= Beginning of Section =

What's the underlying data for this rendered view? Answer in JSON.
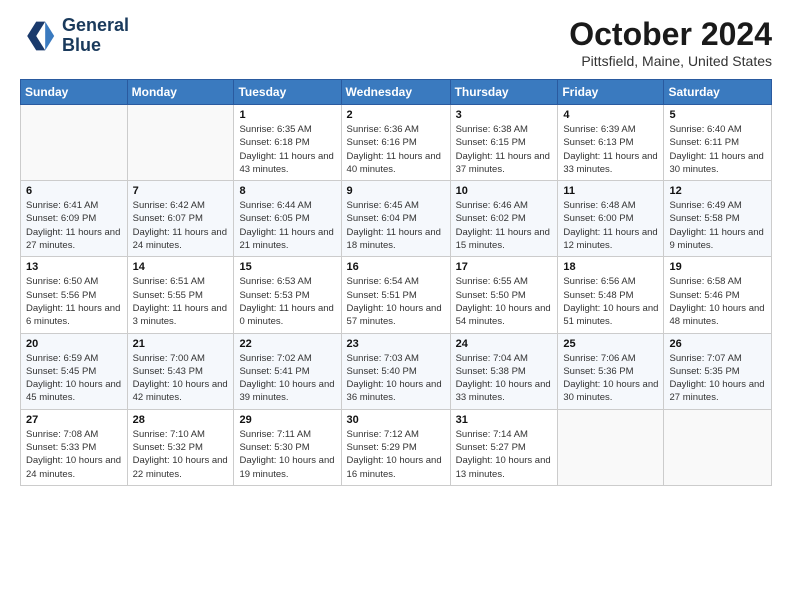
{
  "logo": {
    "line1": "General",
    "line2": "Blue"
  },
  "title": "October 2024",
  "location": "Pittsfield, Maine, United States",
  "days_of_week": [
    "Sunday",
    "Monday",
    "Tuesday",
    "Wednesday",
    "Thursday",
    "Friday",
    "Saturday"
  ],
  "weeks": [
    [
      {
        "day": "",
        "info": ""
      },
      {
        "day": "",
        "info": ""
      },
      {
        "day": "1",
        "info": "Sunrise: 6:35 AM\nSunset: 6:18 PM\nDaylight: 11 hours and 43 minutes."
      },
      {
        "day": "2",
        "info": "Sunrise: 6:36 AM\nSunset: 6:16 PM\nDaylight: 11 hours and 40 minutes."
      },
      {
        "day": "3",
        "info": "Sunrise: 6:38 AM\nSunset: 6:15 PM\nDaylight: 11 hours and 37 minutes."
      },
      {
        "day": "4",
        "info": "Sunrise: 6:39 AM\nSunset: 6:13 PM\nDaylight: 11 hours and 33 minutes."
      },
      {
        "day": "5",
        "info": "Sunrise: 6:40 AM\nSunset: 6:11 PM\nDaylight: 11 hours and 30 minutes."
      }
    ],
    [
      {
        "day": "6",
        "info": "Sunrise: 6:41 AM\nSunset: 6:09 PM\nDaylight: 11 hours and 27 minutes."
      },
      {
        "day": "7",
        "info": "Sunrise: 6:42 AM\nSunset: 6:07 PM\nDaylight: 11 hours and 24 minutes."
      },
      {
        "day": "8",
        "info": "Sunrise: 6:44 AM\nSunset: 6:05 PM\nDaylight: 11 hours and 21 minutes."
      },
      {
        "day": "9",
        "info": "Sunrise: 6:45 AM\nSunset: 6:04 PM\nDaylight: 11 hours and 18 minutes."
      },
      {
        "day": "10",
        "info": "Sunrise: 6:46 AM\nSunset: 6:02 PM\nDaylight: 11 hours and 15 minutes."
      },
      {
        "day": "11",
        "info": "Sunrise: 6:48 AM\nSunset: 6:00 PM\nDaylight: 11 hours and 12 minutes."
      },
      {
        "day": "12",
        "info": "Sunrise: 6:49 AM\nSunset: 5:58 PM\nDaylight: 11 hours and 9 minutes."
      }
    ],
    [
      {
        "day": "13",
        "info": "Sunrise: 6:50 AM\nSunset: 5:56 PM\nDaylight: 11 hours and 6 minutes."
      },
      {
        "day": "14",
        "info": "Sunrise: 6:51 AM\nSunset: 5:55 PM\nDaylight: 11 hours and 3 minutes."
      },
      {
        "day": "15",
        "info": "Sunrise: 6:53 AM\nSunset: 5:53 PM\nDaylight: 11 hours and 0 minutes."
      },
      {
        "day": "16",
        "info": "Sunrise: 6:54 AM\nSunset: 5:51 PM\nDaylight: 10 hours and 57 minutes."
      },
      {
        "day": "17",
        "info": "Sunrise: 6:55 AM\nSunset: 5:50 PM\nDaylight: 10 hours and 54 minutes."
      },
      {
        "day": "18",
        "info": "Sunrise: 6:56 AM\nSunset: 5:48 PM\nDaylight: 10 hours and 51 minutes."
      },
      {
        "day": "19",
        "info": "Sunrise: 6:58 AM\nSunset: 5:46 PM\nDaylight: 10 hours and 48 minutes."
      }
    ],
    [
      {
        "day": "20",
        "info": "Sunrise: 6:59 AM\nSunset: 5:45 PM\nDaylight: 10 hours and 45 minutes."
      },
      {
        "day": "21",
        "info": "Sunrise: 7:00 AM\nSunset: 5:43 PM\nDaylight: 10 hours and 42 minutes."
      },
      {
        "day": "22",
        "info": "Sunrise: 7:02 AM\nSunset: 5:41 PM\nDaylight: 10 hours and 39 minutes."
      },
      {
        "day": "23",
        "info": "Sunrise: 7:03 AM\nSunset: 5:40 PM\nDaylight: 10 hours and 36 minutes."
      },
      {
        "day": "24",
        "info": "Sunrise: 7:04 AM\nSunset: 5:38 PM\nDaylight: 10 hours and 33 minutes."
      },
      {
        "day": "25",
        "info": "Sunrise: 7:06 AM\nSunset: 5:36 PM\nDaylight: 10 hours and 30 minutes."
      },
      {
        "day": "26",
        "info": "Sunrise: 7:07 AM\nSunset: 5:35 PM\nDaylight: 10 hours and 27 minutes."
      }
    ],
    [
      {
        "day": "27",
        "info": "Sunrise: 7:08 AM\nSunset: 5:33 PM\nDaylight: 10 hours and 24 minutes."
      },
      {
        "day": "28",
        "info": "Sunrise: 7:10 AM\nSunset: 5:32 PM\nDaylight: 10 hours and 22 minutes."
      },
      {
        "day": "29",
        "info": "Sunrise: 7:11 AM\nSunset: 5:30 PM\nDaylight: 10 hours and 19 minutes."
      },
      {
        "day": "30",
        "info": "Sunrise: 7:12 AM\nSunset: 5:29 PM\nDaylight: 10 hours and 16 minutes."
      },
      {
        "day": "31",
        "info": "Sunrise: 7:14 AM\nSunset: 5:27 PM\nDaylight: 10 hours and 13 minutes."
      },
      {
        "day": "",
        "info": ""
      },
      {
        "day": "",
        "info": ""
      }
    ]
  ]
}
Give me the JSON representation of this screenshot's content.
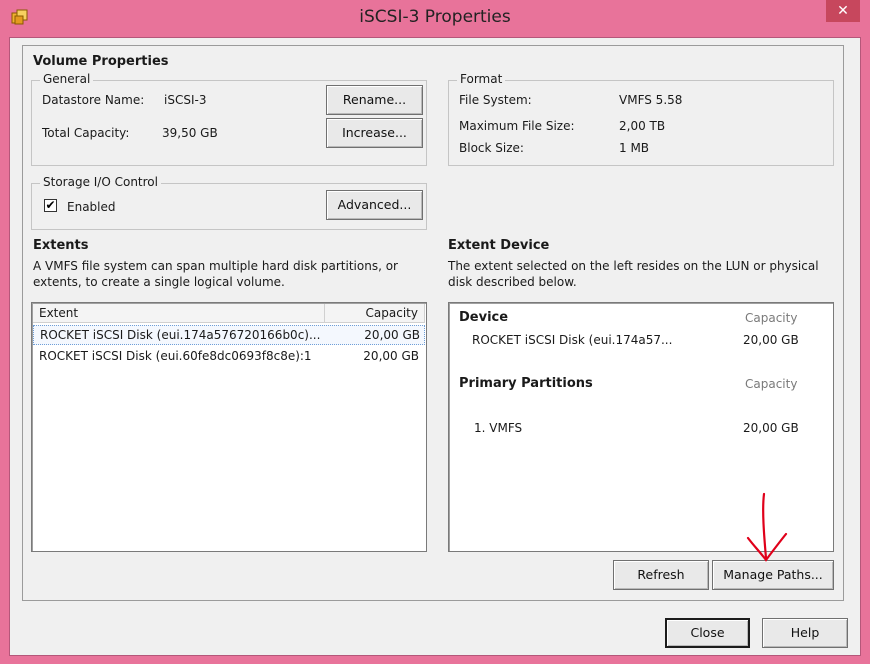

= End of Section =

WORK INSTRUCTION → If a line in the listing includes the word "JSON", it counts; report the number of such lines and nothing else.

RESULT OF THIS TASK → 2